Instead of a foaming cleaner, opt for a gentle, creamy formula (like the ones we mentioned above) and avoid things like exfoliants and toners.

Of course, if your skin condition is persistent, it's best to see a dermatologist (a lot of dermatologists and skin experts are offering virtual appointments at the mo).

4. Rough, bumpy skin.

If you're noticing little red bumps pop up on your face or the back of your arms that won't go away, you could be dealing with something known as ‘chicken skin’. Cute! These aren't pimples - so don't try to squeeze them! 

"Rough dry and bumpy skin on the face or arms may be caused by a condition called keratosis pilaris," said Dr McDonald. 

"This is a very common genetic condition which causes small red rough bumps on the skin. It most commonly affects the backs of the upper arms but sometimes the thighs and face as well."


Sound familiar? Don't worry, it's super common! 

Dr McDonald said it's a condition that affects around three quarters of children, and approximately 40 per cent of people continue to have significant KP through their adult life. 

While these little bumps are often mistaken for pimples and acne, they're actually a build-up of keratin (a hair protein) that clogs up the opening of your pore.

There’s no exact cure for it (annoying, we know), however sometimes you’ll find KP just goes away on its own.

If it doesn't go away, there are some different things you can do to help ease the symptoms.

"KP can be managed with moisturisers containing keratolytic ingredients such as salicylic acid or lactic acid to keep the skin smooth," suggests Dr McDonald.

We recommend products such as Paula's Choice Skin Revealing Body Lotion 10% AHA, $43, Mecca Cosmetica Mecca Athletica Skin Perfecting Body Wash, $38 or Lanate Face & Body Cream, $26.49.

Image: Paula's Choice, Mecca Cosmetica, Lanate. 

"Most people see it improve though our adulthood, but in some people, it comes and goes. During times of stress we see people tend to pick at their dry skin, worsening the inflammation and appearance of the rash."

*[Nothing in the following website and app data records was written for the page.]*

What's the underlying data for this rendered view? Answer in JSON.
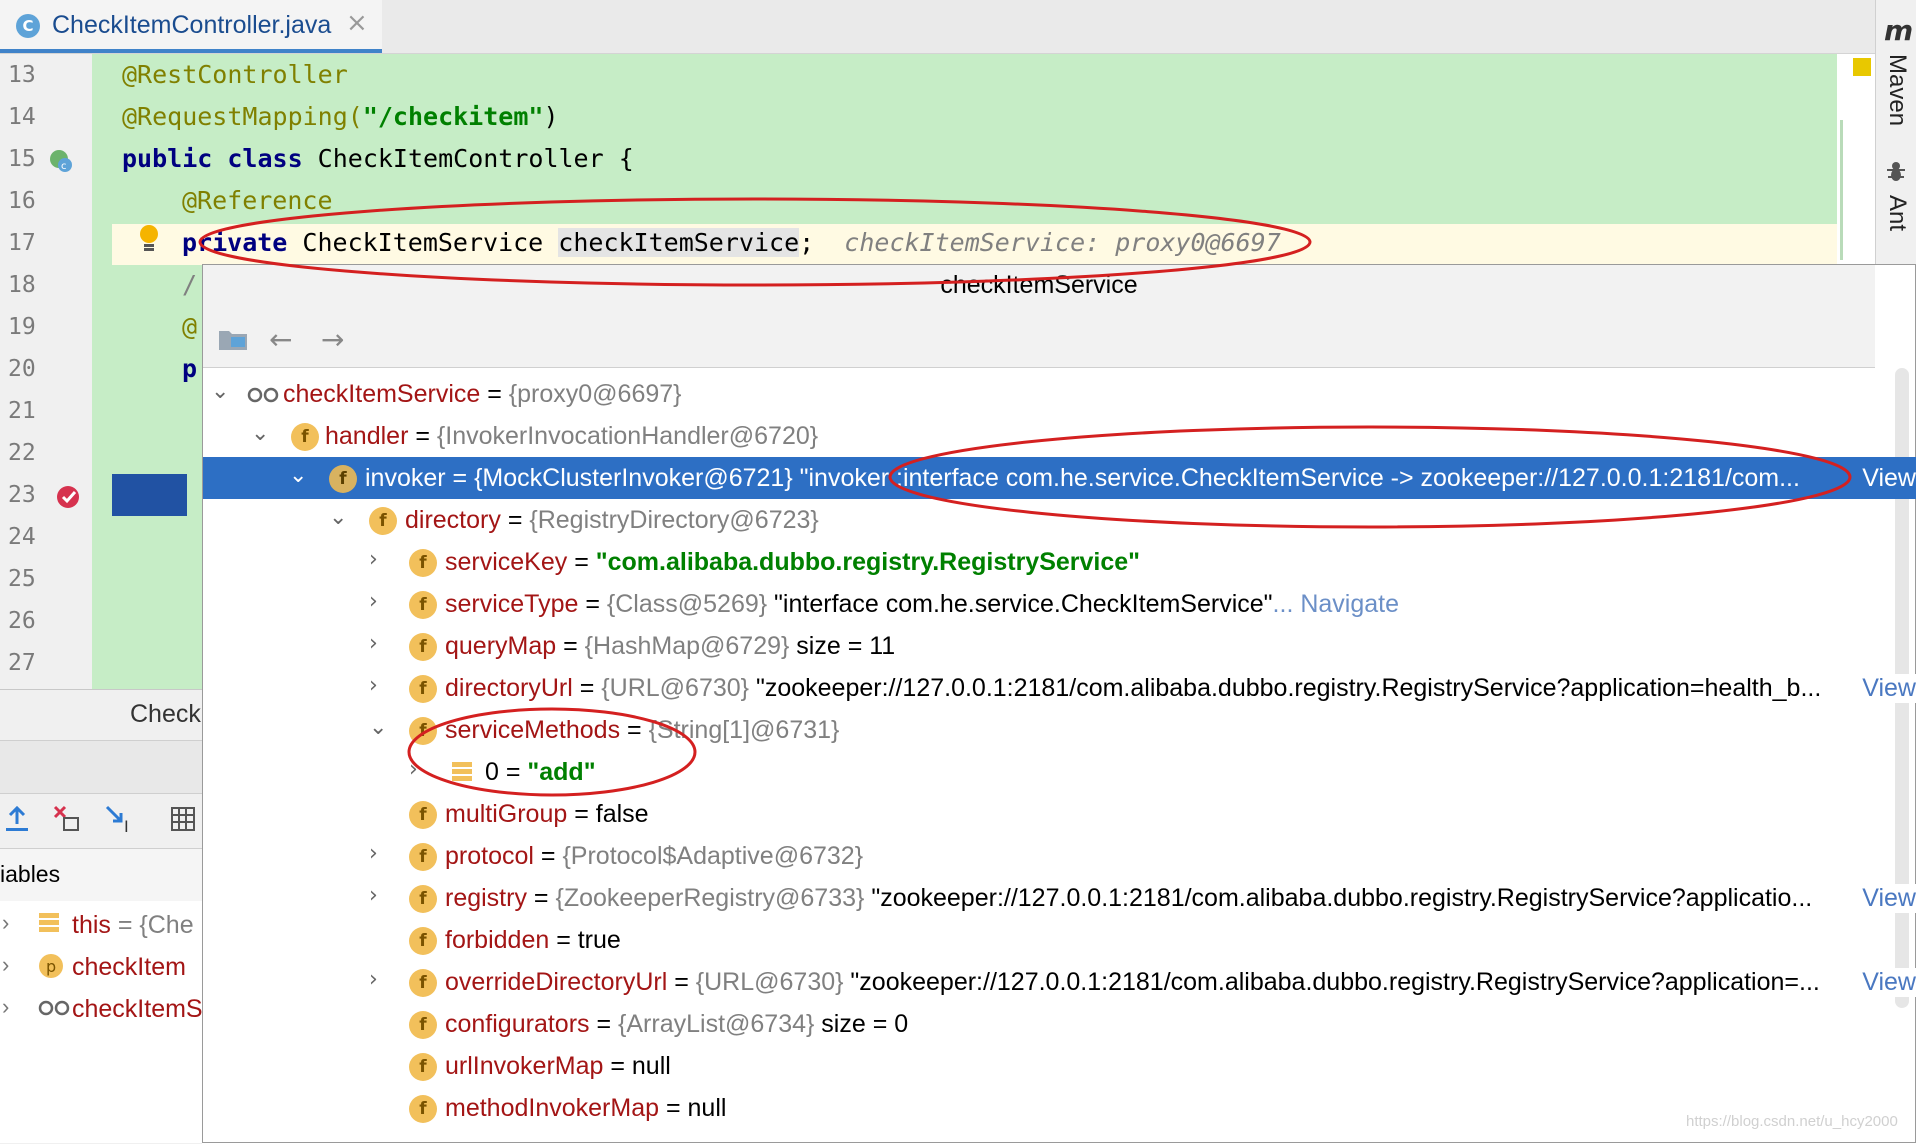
{
  "tab": {
    "icon_letter": "C",
    "filename": "CheckItemController.java",
    "close": "×"
  },
  "right_tools": {
    "maven_icon": "m",
    "maven": "Maven",
    "ant": "Ant"
  },
  "gutter": {
    "lines": [
      "13",
      "14",
      "15",
      "16",
      "17",
      "18",
      "19",
      "20",
      "21",
      "22",
      "23",
      "24",
      "25",
      "26",
      "27"
    ]
  },
  "code": {
    "l13": "@RestController",
    "l14_ann": "@RequestMapping(",
    "l14_str": "\"/checkitem\"",
    "l14_end": ")",
    "l15_kw": "public class",
    "l15_rest": " CheckItemController {",
    "l16": "@Reference",
    "l17_kw": "private",
    "l17_type": " CheckItemService ",
    "l17_field": "checkItemService",
    "l17_semi": ";",
    "l17_hint": "checkItemService: proxy0@6697",
    "l18": "/",
    "l19": "@",
    "l20": "p"
  },
  "bottom_panel": {
    "tab_label": "Check",
    "variables_header": "iables",
    "variables": [
      {
        "name": "this",
        "value": "= {Che"
      },
      {
        "name": "checkItem",
        "value": ""
      },
      {
        "name": "checkItemS",
        "value": ""
      }
    ]
  },
  "popup": {
    "title": "checkItemService",
    "rows": [
      {
        "name": "checkItemService",
        "rest": " = ",
        "ref": "{proxy0@6697}"
      },
      {
        "name": "handler",
        "rest": " = ",
        "ref": "{InvokerInvocationHandler@6720}"
      },
      {
        "name": "invoker",
        "rest": " = {MockClusterInvoker@6721} \"invoker :interface com.he.service.CheckItemService -> zookeeper://127.0.0.1:2181/com...",
        "link": " View"
      },
      {
        "name": "directory",
        "rest": " = ",
        "ref": "{RegistryDirectory@6723}"
      },
      {
        "name": "serviceKey",
        "rest": " = ",
        "str": "\"com.alibaba.dubbo.registry.RegistryService\""
      },
      {
        "name": "serviceType",
        "rest": " = ",
        "ref": "{Class@5269}",
        "tail": " \"interface com.he.service.CheckItemService\"",
        "nav": "... Navigate"
      },
      {
        "name": "queryMap",
        "rest": " = ",
        "ref": "{HashMap@6729}",
        "tail": "  size = 11"
      },
      {
        "name": "directoryUrl",
        "rest": " = ",
        "ref": "{URL@6730}",
        "tail": " \"zookeeper://127.0.0.1:2181/com.alibaba.dubbo.registry.RegistryService?application=health_b...",
        "link": " View"
      },
      {
        "name": "serviceMethods",
        "rest": " = ",
        "ref": "{String[1]@6731}"
      },
      {
        "name": "0",
        "rest": " = ",
        "str": "\"add\""
      },
      {
        "name": "multiGroup",
        "rest": " = false"
      },
      {
        "name": "protocol",
        "rest": " = ",
        "ref": "{Protocol$Adaptive@6732}"
      },
      {
        "name": "registry",
        "rest": " = ",
        "ref": "{ZookeeperRegistry@6733}",
        "tail": " \"zookeeper://127.0.0.1:2181/com.alibaba.dubbo.registry.RegistryService?applicatio...",
        "link": " View"
      },
      {
        "name": "forbidden",
        "rest": " = true"
      },
      {
        "name": "overrideDirectoryUrl",
        "rest": " = ",
        "ref": "{URL@6730}",
        "tail": " \"zookeeper://127.0.0.1:2181/com.alibaba.dubbo.registry.RegistryService?application=...",
        "link": " View"
      },
      {
        "name": "configurators",
        "rest": " = ",
        "ref": "{ArrayList@6734}",
        "tail": "  size = 0"
      },
      {
        "name": "urlInvokerMap",
        "rest": " = null"
      },
      {
        "name": "methodInvokerMap",
        "rest": " = null"
      }
    ]
  },
  "watermark": "https://blog.csdn.net/u_hcy2000",
  "colors": {
    "selection": "#2d6fc4",
    "green_bg": "#c6edc6",
    "annotation_ellipse": "#d42020"
  }
}
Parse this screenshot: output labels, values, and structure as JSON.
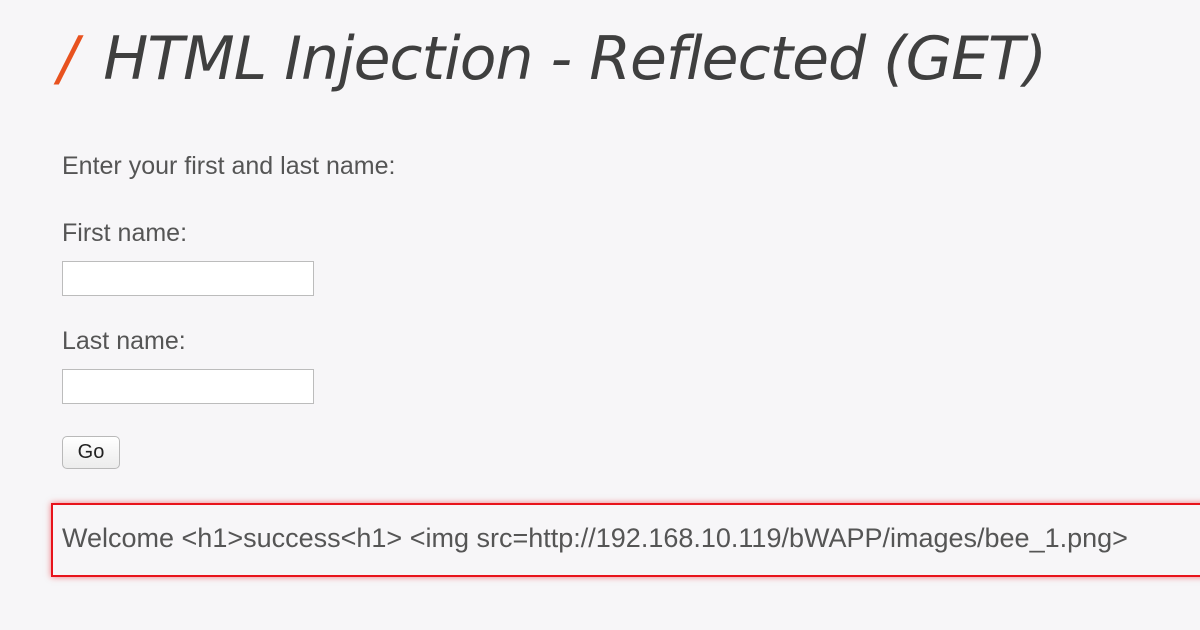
{
  "page": {
    "title_prefix": "/",
    "title": "HTML Injection - Reflected (GET)"
  },
  "form": {
    "intro": "Enter your first and last name:",
    "first_name_label": "First name:",
    "first_name_value": "",
    "last_name_label": "Last name:",
    "last_name_value": "",
    "go_label": "Go"
  },
  "result": {
    "text": "Welcome <h1>success<h1> <img src=http://192.168.10.119/bWAPP/images/bee_1.png>"
  },
  "colors": {
    "accent_slash": "#e8521f",
    "highlight_border": "#e8131b",
    "background": "#f7f6f8"
  }
}
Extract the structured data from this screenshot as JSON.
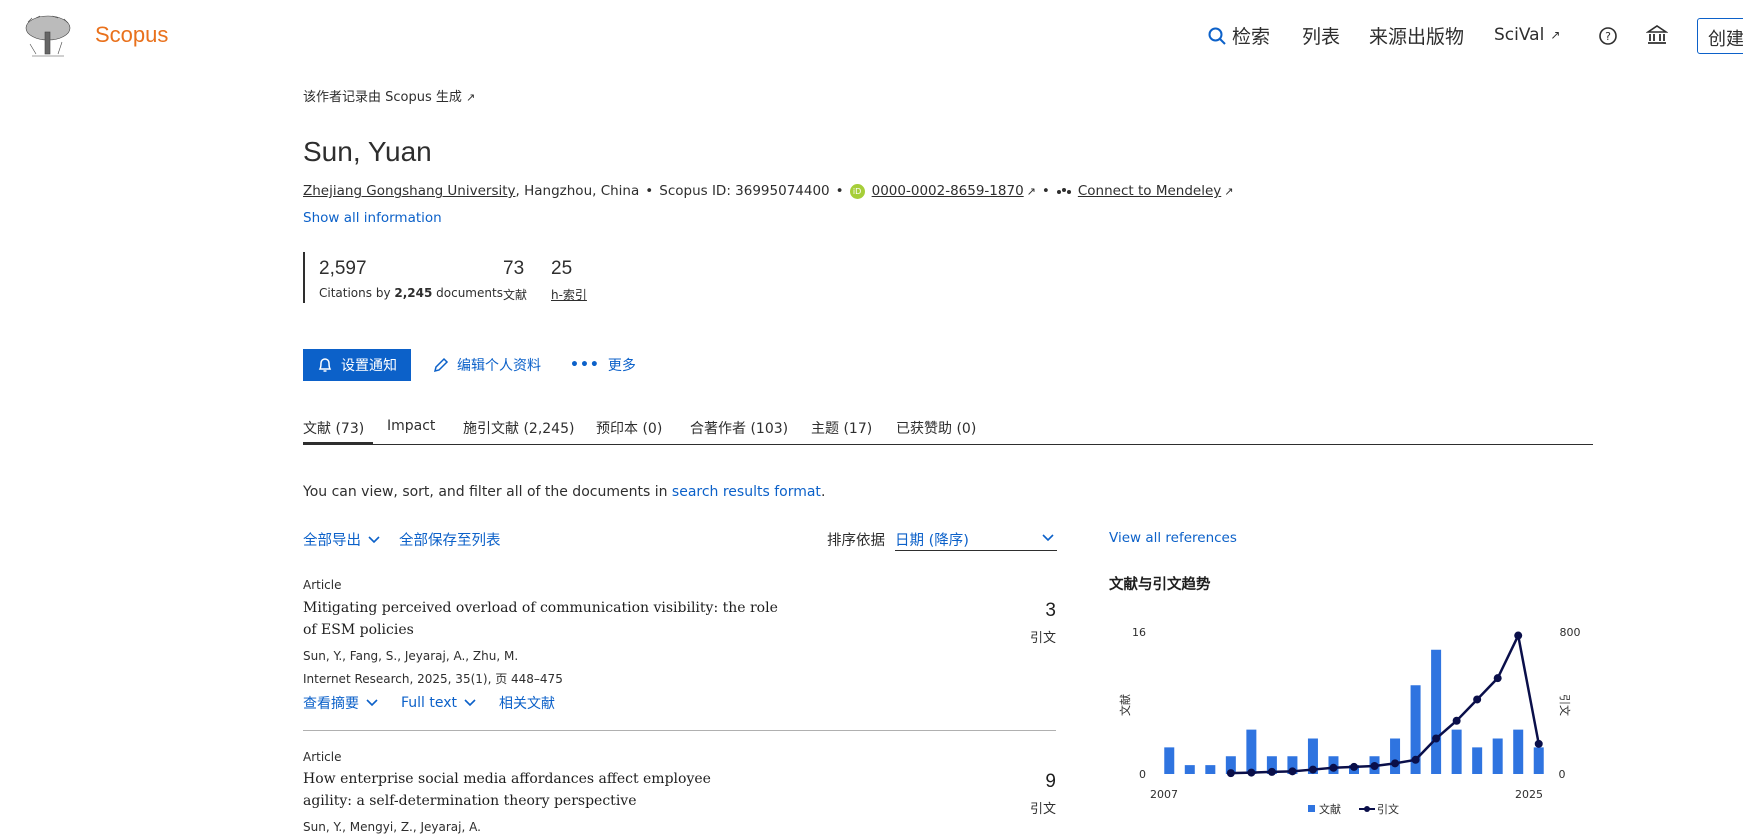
{
  "header": {
    "logo_text": "Scopus",
    "nav_search": "检索",
    "nav_lists": "列表",
    "nav_sources": "来源出版物",
    "nav_scival": "SciVal",
    "nav_create": "创建",
    "icons": [
      "search-icon",
      "external-link-icon",
      "help-icon",
      "institution-icon"
    ]
  },
  "author": {
    "generated_by": "该作者记录由 Scopus 生成",
    "name": "Sun, Yuan",
    "affiliation": "Zhejiang Gongshang University",
    "location": ", Hangzhou, China",
    "scopus_id": "Scopus ID: 36995074400",
    "orcid": "0000-0002-8659-1870",
    "mendeley": "Connect to Mendeley",
    "show_all": "Show all information"
  },
  "metrics": {
    "citations_value": "2,597",
    "citations_label_pre": "Citations by ",
    "citations_docs": "2,245",
    "citations_label_post": " documents",
    "documents_value": "73",
    "documents_label": "文献",
    "hindex_value": "25",
    "hindex_label": "h-索引"
  },
  "actions": {
    "alert": "设置通知",
    "edit": "编辑个人资料",
    "more": "更多"
  },
  "tabs": [
    {
      "label": "文献 (73)",
      "active": true
    },
    {
      "label": "Impact",
      "active": false
    },
    {
      "label": "施引文献 (2,245)",
      "active": false
    },
    {
      "label": "预印本 (0)",
      "active": false
    },
    {
      "label": "合著作者 (103)",
      "active": false
    },
    {
      "label": "主题 (17)",
      "active": false
    },
    {
      "label": "已获赞助 (0)",
      "active": false
    }
  ],
  "docs_panel": {
    "note_pre": "You can view, sort, and filter all of the documents in ",
    "note_link": "search results format",
    "note_post": ".",
    "export_all": "全部导出",
    "save_all": "全部保存至列表",
    "sort_label": "排序依据",
    "sort_value": "日期 (降序)"
  },
  "documents": [
    {
      "type": "Article",
      "title": "Mitigating perceived overload of communication visibility: the role of ESM policies",
      "authors": "Sun, Y., Fang, S., Jeyaraj, A., Zhu, M.",
      "source": "Internet Research, 2025, 35(1), 页 448–475",
      "citations": "3",
      "citations_label": "引文",
      "link_abstract": "查看摘要",
      "link_fulltext": "Full text",
      "link_related": "相关文献"
    },
    {
      "type": "Article",
      "title": "How enterprise social media affordances affect employee agility: a self-determination theory perspective",
      "authors": "Sun, Y., Mengyi, Z., Jeyaraj, A.",
      "citations": "9",
      "citations_label": "引文"
    }
  ],
  "chart_panel": {
    "view_refs": "View all references",
    "title": "文献与引文趋势"
  },
  "chart_data": {
    "type": "bar",
    "title": "文献与引文趋势",
    "x_start_label": "2007",
    "x_end_label": "2025",
    "years": [
      2007,
      2008,
      2009,
      2010,
      2011,
      2012,
      2013,
      2014,
      2015,
      2016,
      2017,
      2018,
      2019,
      2020,
      2021,
      2022,
      2023,
      2024,
      2025
    ],
    "left_axis": {
      "label": "文献",
      "min": 0,
      "max": 16,
      "ticks": [
        "0",
        "16"
      ]
    },
    "right_axis": {
      "label": "引文",
      "min": 0,
      "max": 800,
      "ticks": [
        "0",
        "800"
      ]
    },
    "series": [
      {
        "name": "文献",
        "kind": "bar",
        "color": "#2f74e0",
        "values": [
          3,
          1,
          1,
          2,
          5,
          2,
          2,
          4,
          2,
          1,
          2,
          4,
          10,
          14,
          5,
          3,
          4,
          5,
          3
        ]
      },
      {
        "name": "引文",
        "kind": "line",
        "color": "#0a0f4a",
        "values": [
          null,
          null,
          null,
          5,
          8,
          12,
          15,
          25,
          35,
          40,
          45,
          60,
          80,
          200,
          300,
          420,
          540,
          780,
          170
        ]
      }
    ],
    "legend_position": "bottom-center",
    "grid": false
  },
  "colors": {
    "brand": "#e9711c",
    "primary": "#0c61c9",
    "text": "#2e2e2e"
  }
}
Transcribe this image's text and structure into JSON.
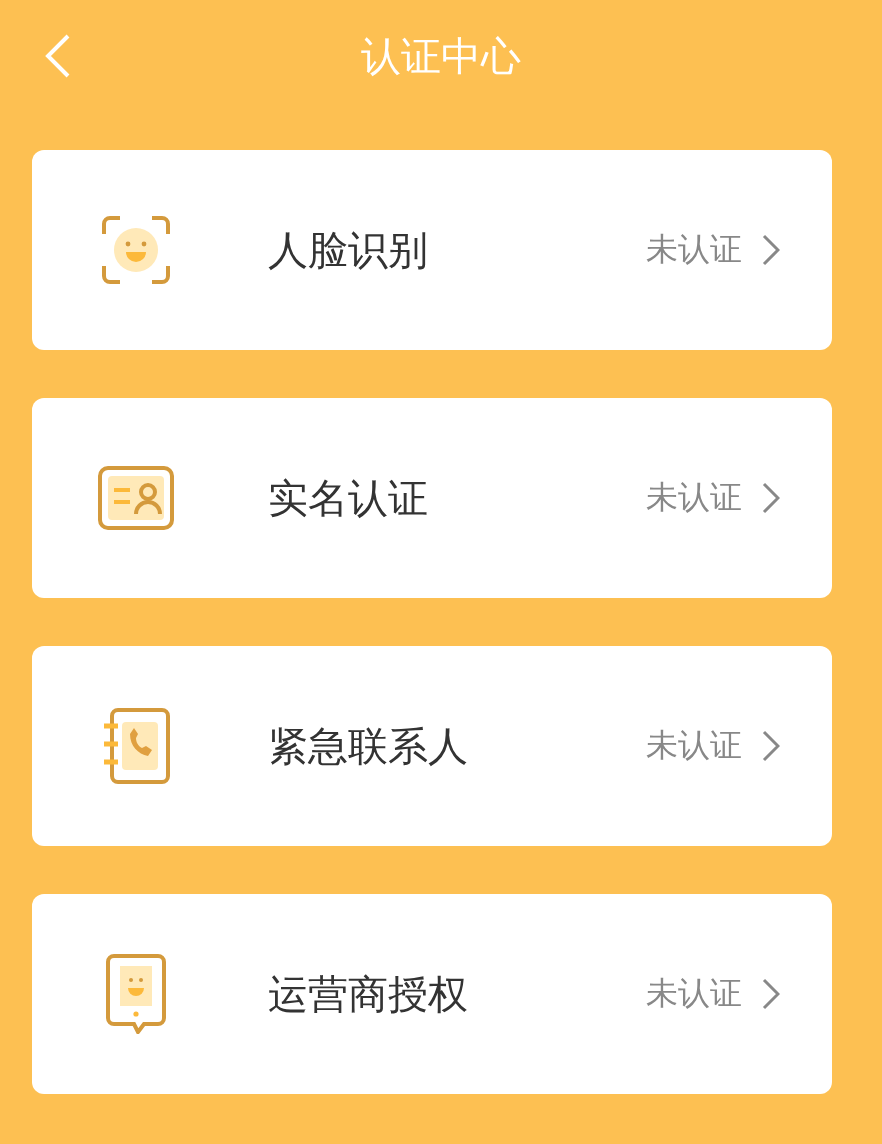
{
  "header": {
    "title": "认证中心"
  },
  "items": [
    {
      "kind": "face",
      "label": "人脸识别",
      "status": "未认证"
    },
    {
      "kind": "id",
      "label": "实名认证",
      "status": "未认证"
    },
    {
      "kind": "contact",
      "label": "紧急联系人",
      "status": "未认证"
    },
    {
      "kind": "carrier",
      "label": "运营商授权",
      "status": "未认证"
    }
  ]
}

So, mitts off!

What kind of skin concerns are you noticing during lockdown? Share with us in the comment section below.

Feature image: Mamamia/Getty